But it’s not true when it comes to the games I’ve played. Oh, I whiled away endless hours playing games when I was a kid. And I was willing to spend more hours on any one game than I am now: the two that first spring to mind are Civilization II, which I played and modded ad infinitum, and the original X-Com, which I never bothered to finish because I was having so much fun stomping around on Earth, but there are undoubtedly many, many others. From an “amount of free time” perspective, any time you don’t have to hold down a job will be your golden age.

 

Yet many of my favourite games, or the games I would consider ‘the greatest’ or in some way the best, or those that had the biggest impact on me, are ones that I only played in the last 3-4 years: Fallout 3, Star Control 2/The Ur-Quan Masters, Okami, etc. And I think coming to them with a grown-up’s eyes is a major reason why. For now I have had the benefit of years and years of reading books and playing games and absorbing stories. And now, I can better recognise originality. I can now dissect games well enough to see how they bring together individual building blocks, analyse them in terms of theme and character arc and worldbuilding. In other words, I can appreciate games on more layers than I could when I was younger.

 

Perhaps, then, the golden age of science fiction, or gaming, or anime, or movies or TV or any hobby, is when you’re sufficiently well-versed to understand why you like it.

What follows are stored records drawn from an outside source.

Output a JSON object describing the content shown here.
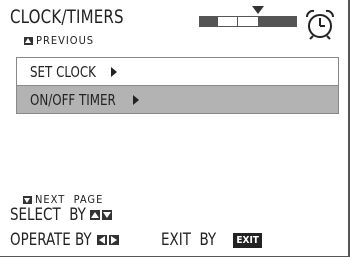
{
  "header": {
    "title": "CLOCK/TIMERS",
    "previous_label": "PREVIOUS",
    "level_segments": [
      1,
      0,
      0,
      1,
      1
    ],
    "icon": "alarm-clock-icon"
  },
  "menu": {
    "items": [
      {
        "label": "SET CLOCK",
        "selected": false
      },
      {
        "label": "ON/OFF TIMER",
        "selected": true
      }
    ]
  },
  "footer": {
    "next_page_label": "NEXT  PAGE",
    "select_label": "SELECT  BY",
    "operate_label": "OPERATE BY",
    "exit_label": "EXIT  BY",
    "exit_key": "EXIT"
  },
  "colors": {
    "selected_item": "#b3b3b3",
    "text": "#222222",
    "background": "#ffffff"
  }
}
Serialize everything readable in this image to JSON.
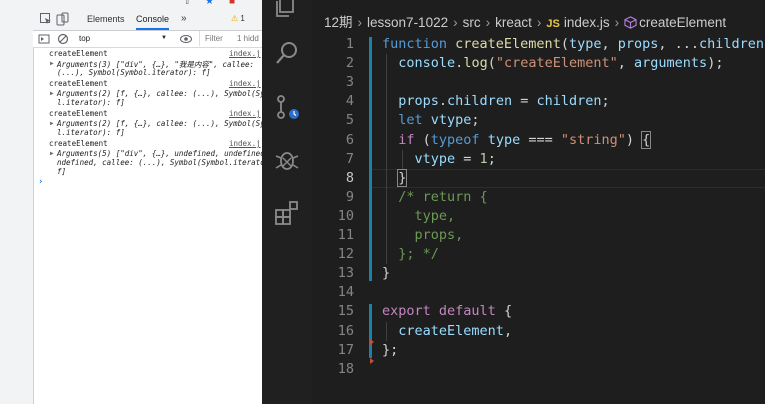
{
  "devtools": {
    "tabs": [
      "Elements",
      "Console"
    ],
    "active_tab": "Console",
    "more_tabs": "»",
    "warning_count": "1",
    "context": "top",
    "filter_placeholder": "Filter",
    "hidden_label": "1 hidd",
    "entries": [
      {
        "name": "createElement",
        "link": "index.j",
        "lines": [
          {
            "prefix": "Arguments(3) ",
            "text": "[\"div\", {…}, \"我是内容\", callee:"
          },
          {
            "prefix": "",
            "text": "(...), Symbol(Symbol.iterator): f]"
          }
        ]
      },
      {
        "name": "createElement",
        "link": "index.j",
        "lines": [
          {
            "prefix": "Arguments(2) ",
            "text": "[f, {…}, callee: (...), Symbol(Sy"
          },
          {
            "prefix": "",
            "text": "l.iterator): f]"
          }
        ]
      },
      {
        "name": "createElement",
        "link": "index.j",
        "lines": [
          {
            "prefix": "Arguments(2) ",
            "text": "[f, {…}, callee: (...), Symbol(Sy"
          },
          {
            "prefix": "",
            "text": "l.iterator): f]"
          }
        ]
      },
      {
        "name": "createElement",
        "link": "index.j",
        "lines": [
          {
            "prefix": "Arguments(5) ",
            "text": "[\"div\", {…}, undefined, undefined"
          },
          {
            "prefix": "",
            "text": "ndefined, callee: (...), Symbol(Symbol.iterator):"
          },
          {
            "prefix": "",
            "text": "f]"
          }
        ]
      }
    ],
    "prompt": "›"
  },
  "vscode": {
    "breadcrumbs": [
      "12期",
      "lesson7-1022",
      "src",
      "kreact",
      "index.js",
      "createElement"
    ],
    "file_badge": "JS",
    "symbol_icon": "cube-icon",
    "current_line": 8,
    "lines": [
      {
        "n": 1,
        "tokens": [
          [
            "kw",
            "function "
          ],
          [
            "fn",
            "createElement"
          ],
          [
            "punc",
            "("
          ],
          [
            "var",
            "type"
          ],
          [
            "punc",
            ", "
          ],
          [
            "var",
            "props"
          ],
          [
            "punc",
            ", ..."
          ],
          [
            "var",
            "children"
          ],
          [
            "punc",
            ") {"
          ]
        ]
      },
      {
        "n": 2,
        "tokens": [
          [
            "punc",
            "  "
          ],
          [
            "var",
            "console"
          ],
          [
            "punc",
            "."
          ],
          [
            "fn",
            "log"
          ],
          [
            "punc",
            "("
          ],
          [
            "strg",
            "\"createElement\""
          ],
          [
            "punc",
            ", "
          ],
          [
            "var",
            "arguments"
          ],
          [
            "punc",
            ");"
          ]
        ]
      },
      {
        "n": 3,
        "tokens": []
      },
      {
        "n": 4,
        "tokens": [
          [
            "punc",
            "  "
          ],
          [
            "var",
            "props"
          ],
          [
            "punc",
            "."
          ],
          [
            "var",
            "children"
          ],
          [
            "punc",
            " = "
          ],
          [
            "var",
            "children"
          ],
          [
            "punc",
            ";"
          ]
        ]
      },
      {
        "n": 5,
        "tokens": [
          [
            "punc",
            "  "
          ],
          [
            "kw",
            "let "
          ],
          [
            "var",
            "vtype"
          ],
          [
            "punc",
            ";"
          ]
        ]
      },
      {
        "n": 6,
        "tokens": [
          [
            "punc",
            "  "
          ],
          [
            "ctrl",
            "if "
          ],
          [
            "punc",
            "("
          ],
          [
            "kw",
            "typeof "
          ],
          [
            "var",
            "type"
          ],
          [
            "punc",
            " === "
          ],
          [
            "strg",
            "\"string\""
          ],
          [
            "punc",
            ") "
          ],
          [
            "punc",
            "{"
          ]
        ]
      },
      {
        "n": 7,
        "tokens": [
          [
            "punc",
            "    "
          ],
          [
            "var",
            "vtype"
          ],
          [
            "punc",
            " = "
          ],
          [
            "num",
            "1"
          ],
          [
            "punc",
            ";"
          ]
        ]
      },
      {
        "n": 8,
        "tokens": [
          [
            "punc",
            "  "
          ],
          [
            "punc",
            "}"
          ]
        ]
      },
      {
        "n": 9,
        "tokens": [
          [
            "cmt",
            "  /* return {"
          ]
        ]
      },
      {
        "n": 10,
        "tokens": [
          [
            "cmt",
            "    type,"
          ]
        ]
      },
      {
        "n": 11,
        "tokens": [
          [
            "cmt",
            "    props,"
          ]
        ]
      },
      {
        "n": 12,
        "tokens": [
          [
            "cmt",
            "  }; */"
          ]
        ]
      },
      {
        "n": 13,
        "tokens": [
          [
            "punc",
            "}"
          ]
        ]
      },
      {
        "n": 14,
        "tokens": []
      },
      {
        "n": 15,
        "tokens": [
          [
            "ctrl",
            "export "
          ],
          [
            "ctrl",
            "default "
          ],
          [
            "punc",
            "{"
          ]
        ]
      },
      {
        "n": 16,
        "tokens": [
          [
            "punc",
            "  "
          ],
          [
            "var",
            "createElement"
          ],
          [
            "punc",
            ","
          ]
        ]
      },
      {
        "n": 17,
        "tokens": [
          [
            "punc",
            "};"
          ]
        ]
      },
      {
        "n": 18,
        "tokens": []
      }
    ]
  },
  "colors": {
    "editor_bg": "#1e1e1e",
    "keyword": "#569cd6",
    "function": "#dcdcaa",
    "variable": "#9cdcfe",
    "string": "#ce9178",
    "comment": "#6a9955",
    "control": "#c586c0",
    "modified_bar": "#1b81a8",
    "devtools_accent": "#1a73e8",
    "console_string": "#c80000"
  },
  "icons": {
    "activity_bar": [
      "explorer-icon",
      "search-icon",
      "source-control-icon",
      "debug-icon",
      "extensions-icon"
    ],
    "devtools": [
      "inspect-element-icon",
      "device-toolbar-icon",
      "sidebar-toggle-icon",
      "clear-console-icon",
      "eye-icon",
      "warning-icon"
    ]
  }
}
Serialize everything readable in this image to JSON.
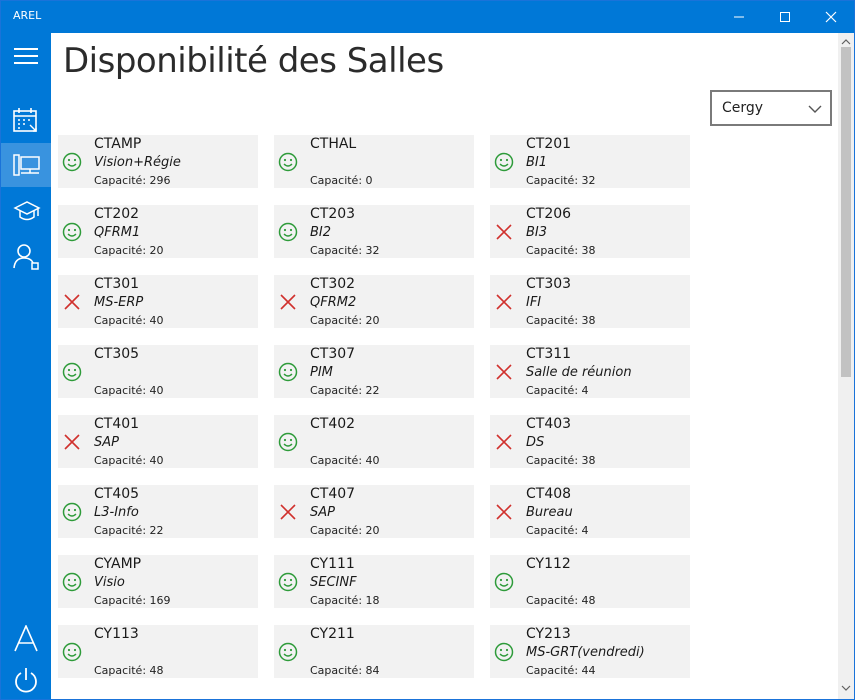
{
  "window": {
    "title": "AREL"
  },
  "page": {
    "title": "Disponibilité des Salles"
  },
  "campus_select": {
    "value": "Cergy"
  },
  "sidebar": {
    "items": [
      {
        "icon": "menu-icon"
      },
      {
        "icon": "calendar-icon"
      },
      {
        "icon": "rooms-icon",
        "selected": true
      },
      {
        "icon": "graduation-cap-icon"
      },
      {
        "icon": "user-icon"
      },
      {
        "icon": "arel-logo-icon"
      },
      {
        "icon": "power-icon"
      }
    ]
  },
  "colors": {
    "accent": "#0078d7",
    "available": "#2e9b3a",
    "busy": "#d0312d",
    "tile": "#f2f2f2"
  },
  "rooms": [
    {
      "name": "CTAMP",
      "course": "Vision+Régie",
      "capacity": "Capacité: 296",
      "available": true
    },
    {
      "name": "CTHAL",
      "course": "",
      "capacity": "Capacité: 0",
      "available": true
    },
    {
      "name": "CT201",
      "course": "BI1",
      "capacity": "Capacité: 32",
      "available": true
    },
    {
      "name": "CT202",
      "course": "QFRM1",
      "capacity": "Capacité: 20",
      "available": true
    },
    {
      "name": "CT203",
      "course": "BI2",
      "capacity": "Capacité: 32",
      "available": true
    },
    {
      "name": "CT206",
      "course": "BI3",
      "capacity": "Capacité: 38",
      "available": false
    },
    {
      "name": "CT301",
      "course": "MS-ERP",
      "capacity": "Capacité: 40",
      "available": false
    },
    {
      "name": "CT302",
      "course": "QFRM2",
      "capacity": "Capacité: 20",
      "available": false
    },
    {
      "name": "CT303",
      "course": "IFI",
      "capacity": "Capacité: 38",
      "available": false
    },
    {
      "name": "CT305",
      "course": "",
      "capacity": "Capacité: 40",
      "available": true
    },
    {
      "name": "CT307",
      "course": "PIM",
      "capacity": "Capacité: 22",
      "available": true
    },
    {
      "name": "CT311",
      "course": "Salle de réunion",
      "capacity": "Capacité: 4",
      "available": false
    },
    {
      "name": "CT401",
      "course": "SAP",
      "capacity": "Capacité: 40",
      "available": false
    },
    {
      "name": "CT402",
      "course": "",
      "capacity": "Capacité: 40",
      "available": true
    },
    {
      "name": "CT403",
      "course": "DS",
      "capacity": "Capacité: 38",
      "available": false
    },
    {
      "name": "CT405",
      "course": "L3-Info",
      "capacity": "Capacité: 22",
      "available": true
    },
    {
      "name": "CT407",
      "course": "SAP",
      "capacity": "Capacité: 20",
      "available": false
    },
    {
      "name": "CT408",
      "course": "Bureau",
      "capacity": "Capacité: 4",
      "available": false
    },
    {
      "name": "CYAMP",
      "course": "Visio",
      "capacity": "Capacité: 169",
      "available": true
    },
    {
      "name": "CY111",
      "course": "SECINF",
      "capacity": "Capacité: 18",
      "available": true
    },
    {
      "name": "CY112",
      "course": "",
      "capacity": "Capacité: 48",
      "available": true
    },
    {
      "name": "CY113",
      "course": "",
      "capacity": "Capacité: 48",
      "available": true
    },
    {
      "name": "CY211",
      "course": "",
      "capacity": "Capacité: 84",
      "available": true
    },
    {
      "name": "CY213",
      "course": "MS-GRT(vendredi)",
      "capacity": "Capacité: 44",
      "available": true
    }
  ]
}
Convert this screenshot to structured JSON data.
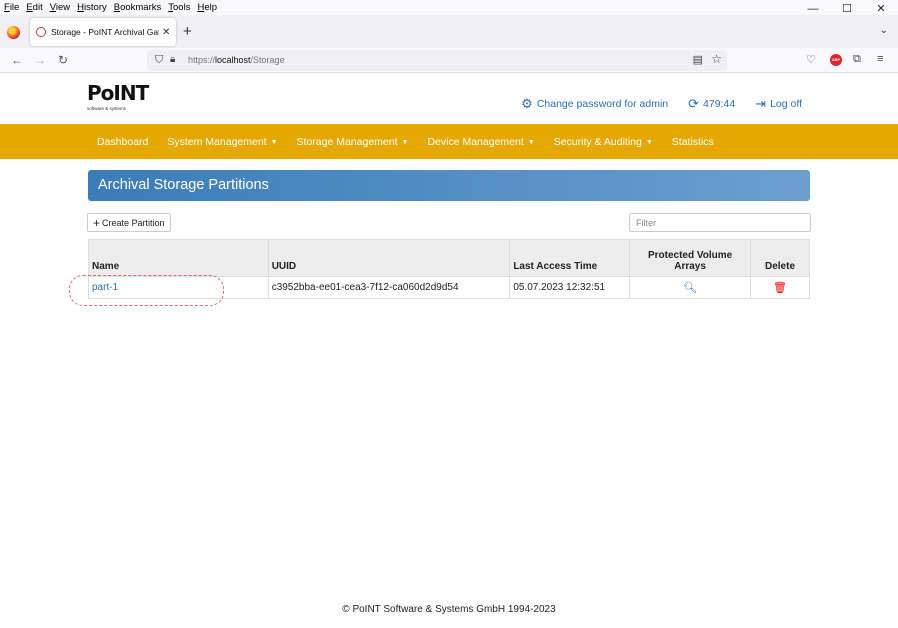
{
  "menubar": {
    "items": [
      "File",
      "Edit",
      "View",
      "History",
      "Bookmarks",
      "Tools",
      "Help"
    ],
    "underlines": [
      "F",
      "E",
      "V",
      "H",
      "B",
      "T",
      "H"
    ]
  },
  "window": {
    "minimize": "—",
    "maximize": "☐",
    "close": "✕"
  },
  "tab": {
    "title": "Storage - PoINT Archival Gatew",
    "close": "✕"
  },
  "browser": {
    "url_prefix": "https://",
    "url_host": "localhost",
    "url_path": "/Storage"
  },
  "header": {
    "logo_main": "PoINT",
    "logo_sub": "software & systems",
    "change_password": "Change password for admin",
    "session_timer": "479:44",
    "log_off": "Log off"
  },
  "nav": {
    "items": [
      {
        "label": "Dashboard",
        "dropdown": false
      },
      {
        "label": "System Management",
        "dropdown": true
      },
      {
        "label": "Storage Management",
        "dropdown": true
      },
      {
        "label": "Device Management",
        "dropdown": true
      },
      {
        "label": "Security & Auditing",
        "dropdown": true
      },
      {
        "label": "Statistics",
        "dropdown": false
      }
    ]
  },
  "panel": {
    "title": "Archival Storage Partitions"
  },
  "toolbar": {
    "create_label": "Create Partition",
    "filter_placeholder": "Filter"
  },
  "table": {
    "headers": {
      "name": "Name",
      "uuid": "UUID",
      "last_access": "Last Access Time",
      "pva_line1": "Protected Volume",
      "pva_line2": "Arrays",
      "delete": "Delete"
    },
    "rows": [
      {
        "name": "part-1",
        "uuid": "c3952bba-ee01-cea3-7f12-ca060d2d9d54",
        "last_access": "05.07.2023 12:32:51"
      }
    ]
  },
  "footer": {
    "text": "© PoINT Software & Systems GmbH 1994-2023"
  },
  "colors": {
    "nav_bg": "#e5a800",
    "panel_start": "#3a7cb8",
    "panel_end": "#6b9fd0",
    "link": "#2a6ebb",
    "delete": "#ee0000"
  }
}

Fallout 3: So near and yet so…

I haven’t yet finished Fallout 3, but I love the game. It is one of my favourite games of all time, and so when I came home today, I was eager to proceed with the main story questline. The ending, I thought, looked tantalisingly close.

 

Imagine my reaction when the game repeatedly crashed to desktop after one story scene. I adjusted my graphics up, I adjusted my graphics down, I turned mods off, and I turned them on again. I reset my key bindings, verified the integrity of local files on Steam, waited in-game, cleared the cache. And each time, the game crashed. Perhaps making matters worse, the game was generally pretty solid for me until now.

 

Now, I was lucky enough to find, via the Google cache, a thread on a dead forum in which someone worked out how to use the console commands to bypass the problematic segments. But I think I understand exactly how Tom Chick felt in this review of Fallout: New Vegas.

%d bloggers like this: